While 20% said they wanted to avoid ads based on their browsing history, most concerns were about how ads intruded on the user experience; 44% of respondents said outright that adverts were too intrusive. But they also hinted at how ads encroach on the browsing experience in other ways, with 37% saying they take up too much space and 33% saying they blocked ads to speed up load times.
Worst of all for advertisers, the evidence base also suggests those who block are likely to develop it into a habit.
A report from the Mozilla Corporation into the effect of ad blocking on user engagement detailed an experiment that saw a group using ad block spend 28% more time on the browser than those who didn’t.
And the principal conclusion of the Global Web Index report is that those who use an ad blocker do so almost every time they go online, with 6 out of every 10 people who use an ad blocker doing so on a daily basis.
As a result, there is a real risk that advertisers and publishers get caught in a cycle where their work actively encourages ad blocking.
On one hand, the continuing battle for a share of digital advertising revenue encourages advertisers and publishers to run intrusive ads to demonstrate they’re seen.
But on the other, such an approach will alienate users, leading to them to turn on the blockers, tune out advertisements and further exacerbate the reach and revenue issues for both halves of the digital advertising equation.
Breaking The Cycle
First, platform holders can lead the way by penalizing disruptive advertisers.

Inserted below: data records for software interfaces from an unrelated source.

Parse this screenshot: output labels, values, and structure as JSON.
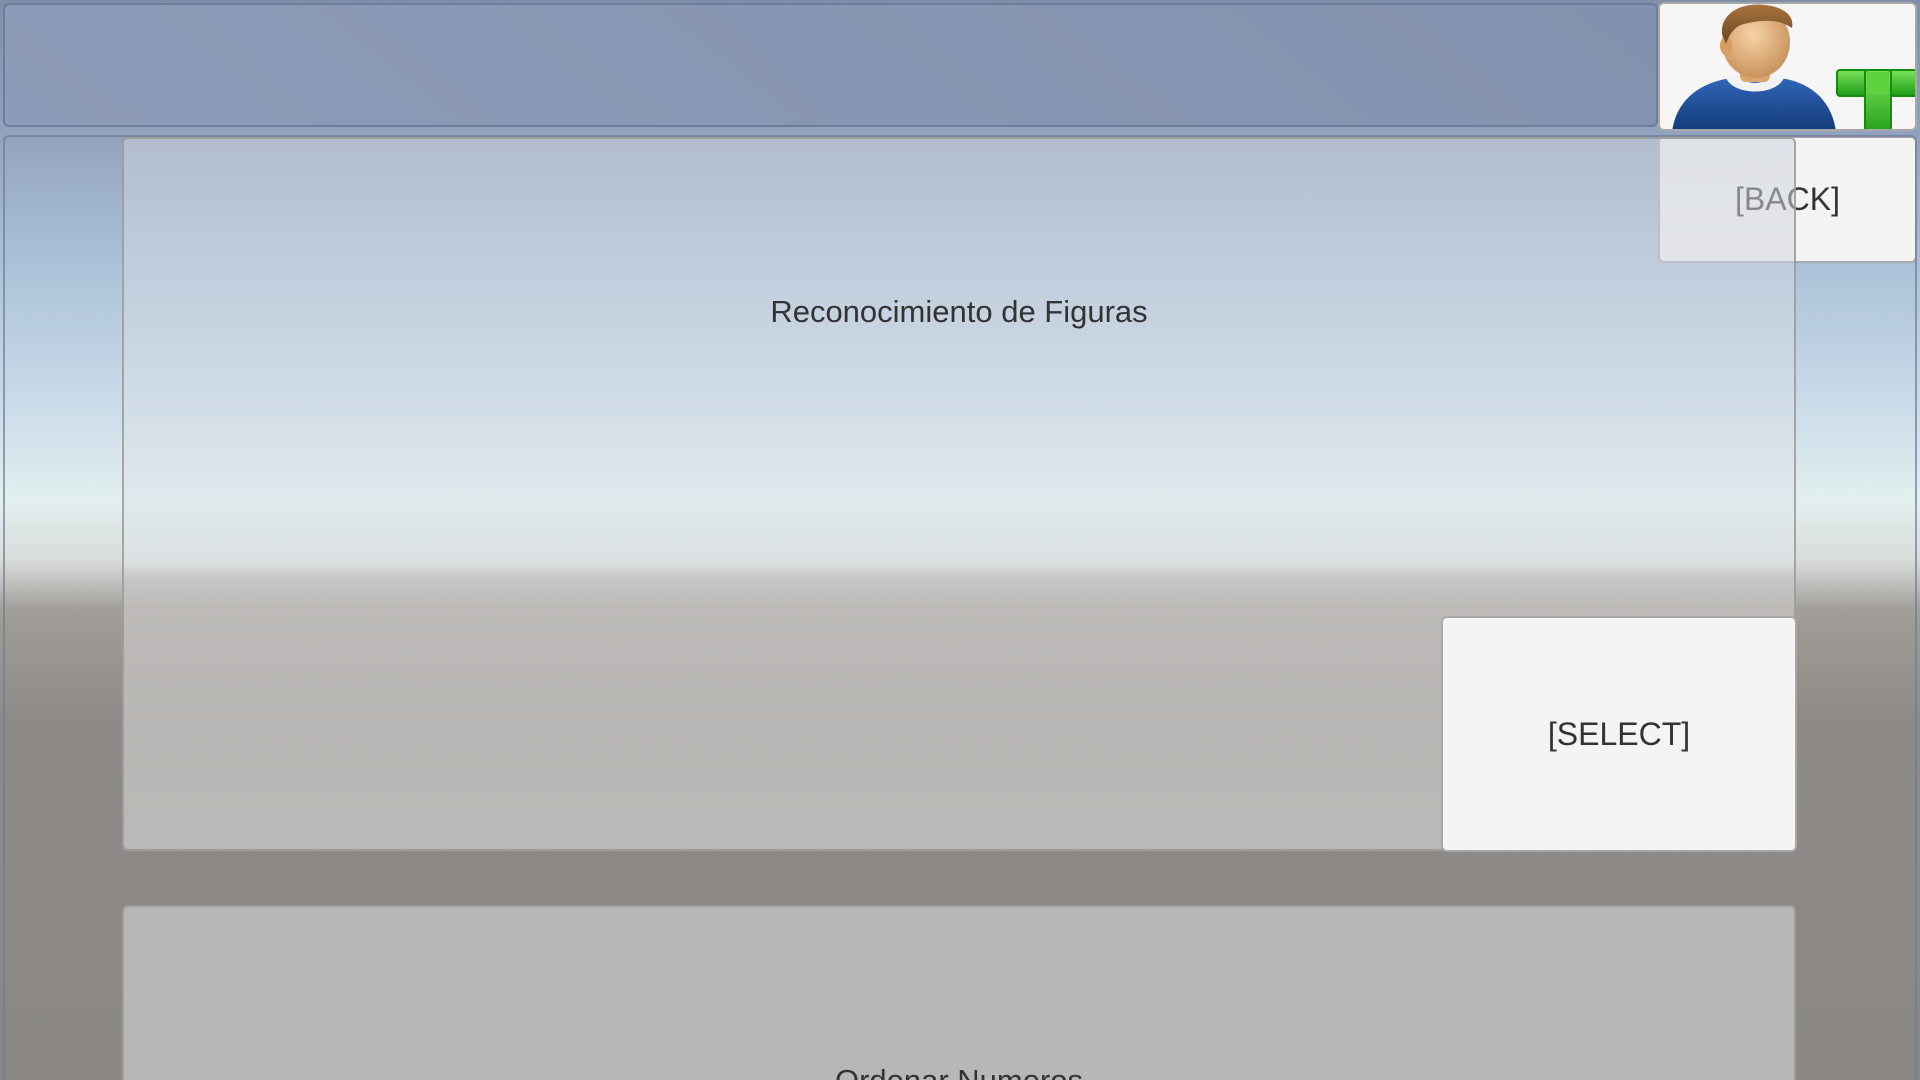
{
  "header": {
    "add_user_icon": "add-user-icon",
    "back_label": "[BACK]"
  },
  "games": [
    {
      "title": "Reconocimiento de Figuras",
      "select_label": "[SELECT]"
    },
    {
      "title": "Ordenar Numeros"
    }
  ],
  "colors": {
    "button_bg": "#f4f4f4",
    "text": "#333333",
    "plus_green": "#3cbf28"
  }
}
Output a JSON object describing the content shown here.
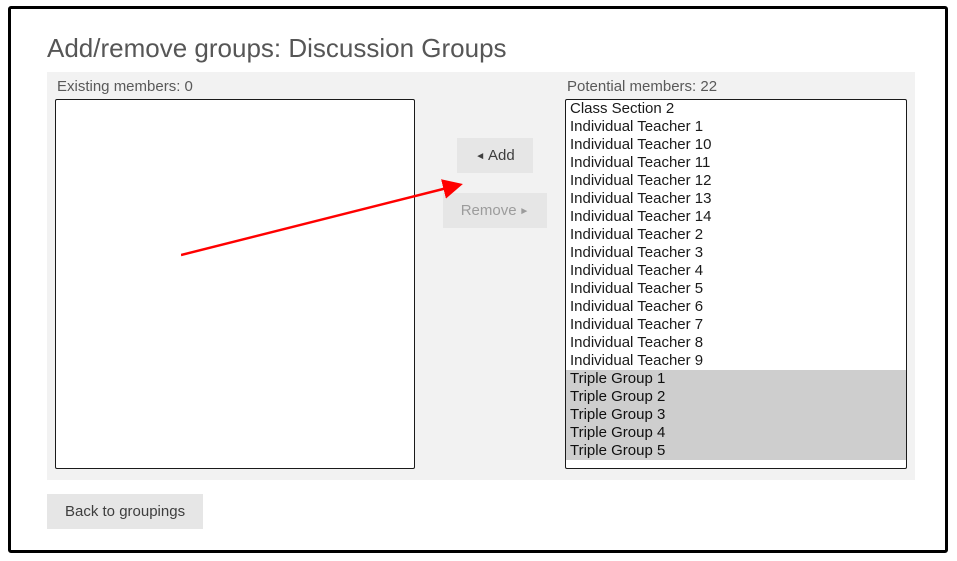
{
  "title": "Add/remove groups: Discussion Groups",
  "existing": {
    "label_prefix": "Existing members: ",
    "count": 0,
    "items": []
  },
  "potential": {
    "label_prefix": "Potential members: ",
    "count": 22,
    "items": [
      {
        "label": "Class Section 2",
        "selected": false
      },
      {
        "label": "Individual Teacher 1",
        "selected": false
      },
      {
        "label": "Individual Teacher 10",
        "selected": false
      },
      {
        "label": "Individual Teacher 11",
        "selected": false
      },
      {
        "label": "Individual Teacher 12",
        "selected": false
      },
      {
        "label": "Individual Teacher 13",
        "selected": false
      },
      {
        "label": "Individual Teacher 14",
        "selected": false
      },
      {
        "label": "Individual Teacher 2",
        "selected": false
      },
      {
        "label": "Individual Teacher 3",
        "selected": false
      },
      {
        "label": "Individual Teacher 4",
        "selected": false
      },
      {
        "label": "Individual Teacher 5",
        "selected": false
      },
      {
        "label": "Individual Teacher 6",
        "selected": false
      },
      {
        "label": "Individual Teacher 7",
        "selected": false
      },
      {
        "label": "Individual Teacher 8",
        "selected": false
      },
      {
        "label": "Individual Teacher 9",
        "selected": false
      },
      {
        "label": "Triple Group 1",
        "selected": true
      },
      {
        "label": "Triple Group 2",
        "selected": true
      },
      {
        "label": "Triple Group 3",
        "selected": true
      },
      {
        "label": "Triple Group 4",
        "selected": true
      },
      {
        "label": "Triple Group 5",
        "selected": true
      }
    ]
  },
  "buttons": {
    "add": "Add",
    "remove": "Remove",
    "back": "Back to groupings"
  }
}
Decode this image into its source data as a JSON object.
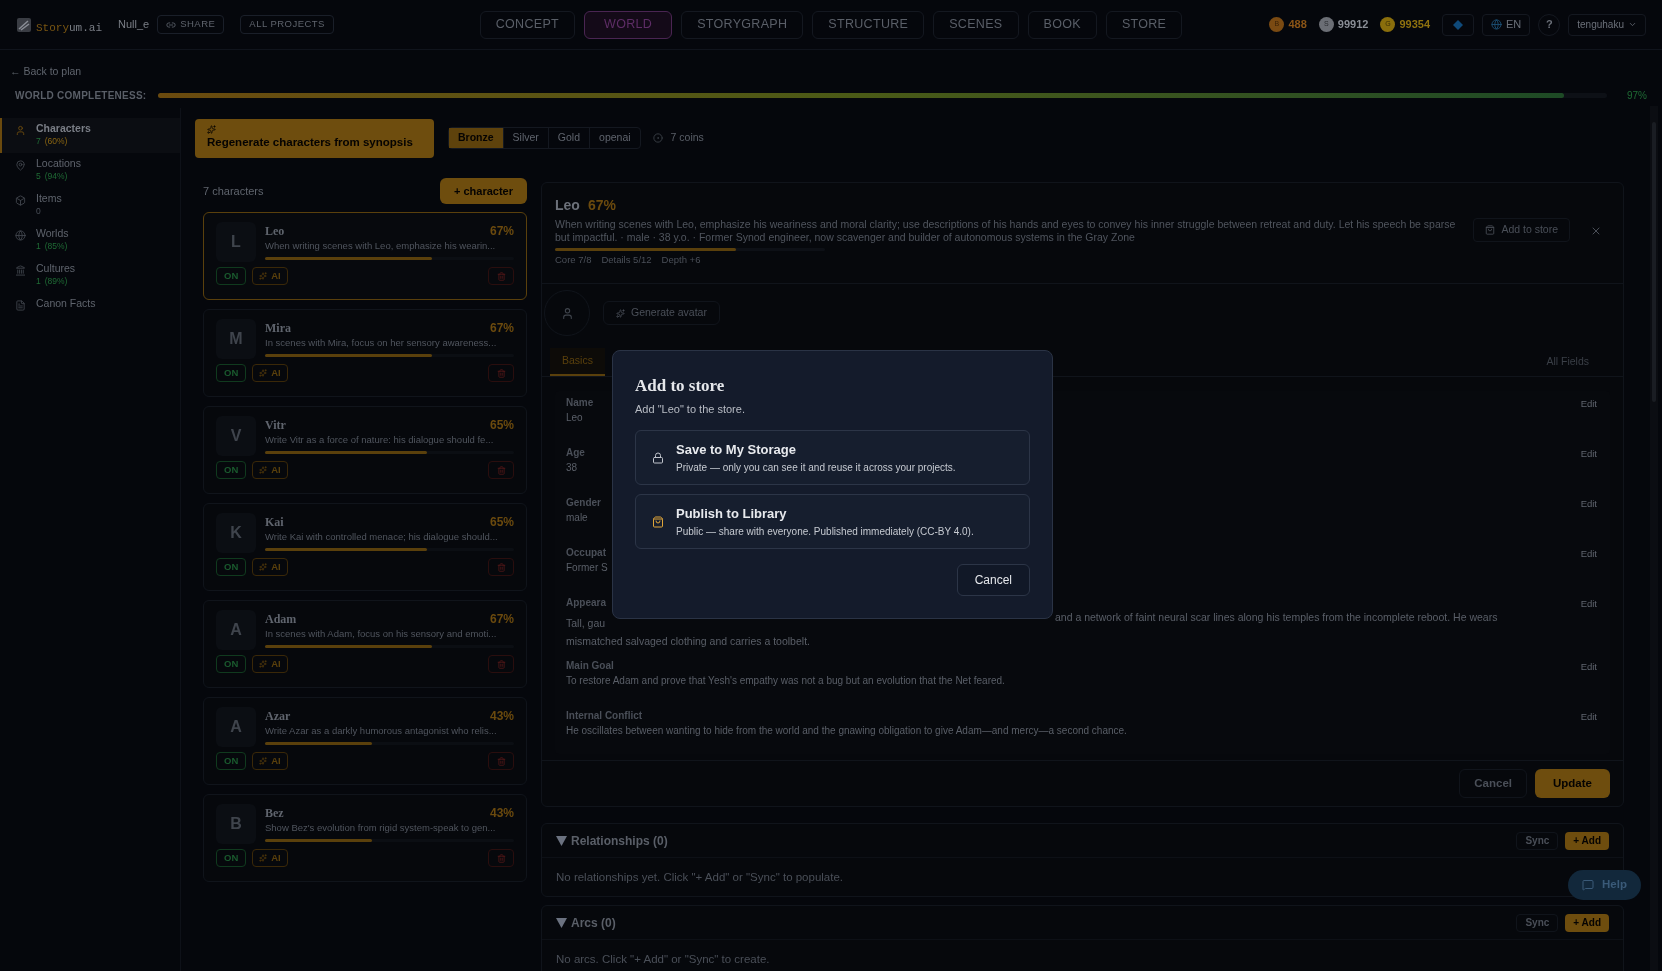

Google, for example, has been blocking bad ads and demoting slow-loading mobile websites saddled with ads in its rankings since signing up to the Coalition for Better Ads in 2017. This removes incentives to overload pages with ads or run memory- or data-intensive ad units, quelling user unhappiness.
Second, advertisers and publishers can find other ways to deploy their messages in a less intrusive manner.
In app terms, it means drawing inspiration from services using interactive ads that fit seamlessly into the experience.
But in campaign terms, it may mean exploring new approaches and formats to get your message out. For example, nearly 20% of individuals aged 16-34 discover brands through influencers.
This presents an opportunity to natively advertise through the influencer themselves, and potentially promote their endorsement through other ads run across other formats. Or it allows advertisers to find influencers who have built audiences that tolerate ads — such as pre- or mid-roll video — to ensure blocking won’t happen.
Third and finally, though, advertisers need to place a higher emphasis on relevant advertising.
Irrelevance walks hand in hand with intrusiveness. If users are already annoyed by the slow loading time, by the difficulty clicking off ads and by the volume of ads, their annoyance is worsened if they’re not even close to liking what’s being advertised to them.
It can be hard to increase that relevance to users, especially when it needs to be combined with the need to respect user privacy. New technological developments, such as the use of machine learning in advertising buying, will help advertisers to reach users with the right brands in the right ways, preventing them from reaching for the blocker.
Ultimately, answering the question of why people block ads is easy. They block because they see ads that are intrusive, disruptive and, in the end, annoying. And when they get annoyed, they find a solution in the form of ad blocking software and stick to it.
But ending ad blocking is not so simple. There is little chance that ad blockers will disappear overnight. So advertisers and publishers must work together to kick the habit of intruding in favor of a more respectable advertising approach, for fear of driving more users to turn the blockers on.